Secretary of State Condoleezza Rice is earning her pay and proving just how different she is from former Secretary Colin Powell. She is already setting a pace to out-travel Powell quite significantly (more on this to come).


On her trip to Europe this week, in Vilnius, Lithuania, she did not mince words in expressing America's desire for free and fair elections in Belarus.

Noting that it is "really the last true dictatorship in the center of Europe," Secretary Rice asserted that "it is time for change to come to Belarus."

That she made the comments in Lithuania is not insignificant. Lithuania, once part of the Soviet Empire, still understands and values the concept of freedom. In fact, Lithuanian President Adamkus went out of his way to support the Orange Revolution late last year in Ukraine. Her comment, ever un-Powell-like, drew sharp criticism, predictably, from Russian Foreign Minister Sergei Lavrov. Russia, which was recently downgraded from "Partially Free" to "Not Free" by Freedom House, supports the President of Belarus, Alexander Lukashenko. Russia still treats Belarus like a satellite in its Cold War sphere of influence.

Secretary Rice later explained at a NATO Ministerial how the international community can cooperate to affect democratic change:

What the United States can do, what the European Union can do, what we can do together... is shine a spotlight on places where people are still denied freedom....

We can put that on the international agenda. We can insist on certain standards of behavior by any government, any place in the world, including standards of behavior when it comes to the holding of elections. We can provide support, as both we and the European Union are doing, to the development of civil society groups and the training of independent media and independent political and civil society forces. That's the role of outside forces....

...people know about the struggle in Belarus and are prepared to support independent voices in that struggle. And the Belarusian government should know that their behavior is being watched by the international community, that this is not a dark corner in which things can go on unobserved, uncommented on, and as if Belarus was somehow not a part of the European continent.

Rice then went one step further, actually meeting with Belarussian dissidents:

"While it may seem difficult and long, and at times far way, there will be a road to democracy in Belarus," Rice told the seven opposition figures, among them an academic, a politician and human rights activists.

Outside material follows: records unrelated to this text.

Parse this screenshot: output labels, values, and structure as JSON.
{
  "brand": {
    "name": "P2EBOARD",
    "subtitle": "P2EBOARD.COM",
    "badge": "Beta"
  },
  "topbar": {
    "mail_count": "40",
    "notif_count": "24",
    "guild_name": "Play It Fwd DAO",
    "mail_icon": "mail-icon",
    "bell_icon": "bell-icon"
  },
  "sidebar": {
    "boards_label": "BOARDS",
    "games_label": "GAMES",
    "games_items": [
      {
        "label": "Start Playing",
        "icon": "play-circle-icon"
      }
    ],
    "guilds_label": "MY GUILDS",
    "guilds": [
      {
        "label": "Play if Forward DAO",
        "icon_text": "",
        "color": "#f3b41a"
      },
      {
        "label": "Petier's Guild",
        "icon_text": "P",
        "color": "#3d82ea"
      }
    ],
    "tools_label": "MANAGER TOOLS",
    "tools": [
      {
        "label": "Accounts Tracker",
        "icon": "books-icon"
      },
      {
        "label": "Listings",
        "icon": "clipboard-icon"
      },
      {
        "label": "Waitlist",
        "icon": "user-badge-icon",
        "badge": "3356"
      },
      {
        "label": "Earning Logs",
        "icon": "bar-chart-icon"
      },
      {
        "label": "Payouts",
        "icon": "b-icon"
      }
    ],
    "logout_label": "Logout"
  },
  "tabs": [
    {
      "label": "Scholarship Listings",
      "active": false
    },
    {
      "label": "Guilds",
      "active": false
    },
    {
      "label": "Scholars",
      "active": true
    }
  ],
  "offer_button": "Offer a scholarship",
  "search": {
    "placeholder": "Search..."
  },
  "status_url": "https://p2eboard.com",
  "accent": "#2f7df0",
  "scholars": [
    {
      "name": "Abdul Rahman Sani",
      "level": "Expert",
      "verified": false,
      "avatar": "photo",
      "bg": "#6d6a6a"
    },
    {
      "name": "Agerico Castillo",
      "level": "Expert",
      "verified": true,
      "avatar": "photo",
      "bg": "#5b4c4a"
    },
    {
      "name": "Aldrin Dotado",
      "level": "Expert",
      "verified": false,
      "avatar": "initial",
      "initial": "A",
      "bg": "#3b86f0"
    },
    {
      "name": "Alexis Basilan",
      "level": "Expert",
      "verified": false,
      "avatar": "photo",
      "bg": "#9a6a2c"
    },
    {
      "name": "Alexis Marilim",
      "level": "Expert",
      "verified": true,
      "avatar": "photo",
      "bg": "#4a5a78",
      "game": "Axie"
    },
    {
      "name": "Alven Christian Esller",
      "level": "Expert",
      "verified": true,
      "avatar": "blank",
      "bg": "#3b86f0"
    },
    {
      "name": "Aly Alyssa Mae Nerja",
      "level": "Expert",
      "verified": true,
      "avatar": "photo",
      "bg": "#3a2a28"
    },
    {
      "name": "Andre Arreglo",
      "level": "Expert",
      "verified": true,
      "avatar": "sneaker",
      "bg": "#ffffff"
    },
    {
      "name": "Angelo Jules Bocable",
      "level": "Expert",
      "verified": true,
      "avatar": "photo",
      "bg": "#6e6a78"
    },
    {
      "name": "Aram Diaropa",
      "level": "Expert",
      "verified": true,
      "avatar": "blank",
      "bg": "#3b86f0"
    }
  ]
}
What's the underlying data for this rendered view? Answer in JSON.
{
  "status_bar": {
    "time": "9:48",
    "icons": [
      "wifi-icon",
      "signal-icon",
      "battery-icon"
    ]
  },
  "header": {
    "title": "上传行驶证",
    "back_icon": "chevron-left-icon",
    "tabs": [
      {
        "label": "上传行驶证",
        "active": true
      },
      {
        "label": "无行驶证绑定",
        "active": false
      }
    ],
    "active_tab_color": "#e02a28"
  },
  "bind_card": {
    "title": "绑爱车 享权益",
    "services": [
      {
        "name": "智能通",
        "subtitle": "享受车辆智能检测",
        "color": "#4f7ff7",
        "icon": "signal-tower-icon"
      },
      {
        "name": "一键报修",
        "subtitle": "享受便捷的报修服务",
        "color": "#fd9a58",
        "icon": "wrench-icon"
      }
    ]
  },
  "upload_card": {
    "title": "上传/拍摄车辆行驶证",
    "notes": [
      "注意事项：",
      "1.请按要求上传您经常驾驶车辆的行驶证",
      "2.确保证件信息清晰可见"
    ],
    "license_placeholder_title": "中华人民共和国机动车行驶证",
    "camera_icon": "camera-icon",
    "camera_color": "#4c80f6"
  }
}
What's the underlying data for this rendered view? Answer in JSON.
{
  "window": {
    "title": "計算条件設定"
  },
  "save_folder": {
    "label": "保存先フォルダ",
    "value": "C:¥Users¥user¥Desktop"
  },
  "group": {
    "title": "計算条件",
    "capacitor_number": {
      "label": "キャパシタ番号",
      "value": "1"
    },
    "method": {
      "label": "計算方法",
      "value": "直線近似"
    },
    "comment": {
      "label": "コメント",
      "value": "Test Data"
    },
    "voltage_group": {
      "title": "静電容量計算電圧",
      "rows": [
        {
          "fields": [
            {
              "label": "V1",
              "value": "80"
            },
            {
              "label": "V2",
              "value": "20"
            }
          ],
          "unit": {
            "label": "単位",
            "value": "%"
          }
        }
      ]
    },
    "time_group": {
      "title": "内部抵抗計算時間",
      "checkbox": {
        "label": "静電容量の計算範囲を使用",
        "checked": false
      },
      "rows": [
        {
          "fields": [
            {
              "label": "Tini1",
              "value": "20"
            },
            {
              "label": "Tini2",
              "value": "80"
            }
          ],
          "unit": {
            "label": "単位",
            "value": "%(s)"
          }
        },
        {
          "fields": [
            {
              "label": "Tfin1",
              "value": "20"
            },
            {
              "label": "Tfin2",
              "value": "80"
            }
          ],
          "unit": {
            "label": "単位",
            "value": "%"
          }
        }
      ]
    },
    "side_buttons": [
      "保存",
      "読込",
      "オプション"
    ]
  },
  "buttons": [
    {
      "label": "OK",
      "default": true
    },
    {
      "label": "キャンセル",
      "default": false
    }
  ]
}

Opposition politician Aleksander Dobrovolskiy said Rice pledged to support their efforts to open the country's political system to greater participation, a move that would challenge the government of President Alexander Lukashenko.

"She said the United States and Europe remained committed to helping Belarus become free," Dobrovolskiy told reporters after the meeting. "We intend to offer an alternative and initiate a mass pressure for that change."

What's so bad about Belarus, anyway?

The latest Freedom House rating of Belarus, a country already classified as "Not Free," downgraded the country further (.pdf) for the government's crackdown on political rights. Its Soviet-style governance now makes it less free even than nations like Angola, Rwanda, Cambodia, Egypt, Oman, Pakistan, and Congo.



Several opponents of that government have disappeared, and earlier this month, the Bush administration expressed "grave concern" about what it charged was the jailing of Belarusian citizens for political dissent.

With elections in 2006 in Belarus, now is the time for the democratic reformers of Belarus to develop those networks, institutions, and ideas for the fight ahead.

Captain's Quarters has more, as usual.

Posted by Will Franklin · 22 April 2005 10:51 AM


Hi Will,
Isn't it great that we finally have a Secretary of State who does her job?!
wondering where you found that map? or did you create it yourself?

Posted by: jp at April 22, 2005 02:51 PM

It's from Freedom House.

Posted by: Will Franklin at April 22, 2005 03:28 PM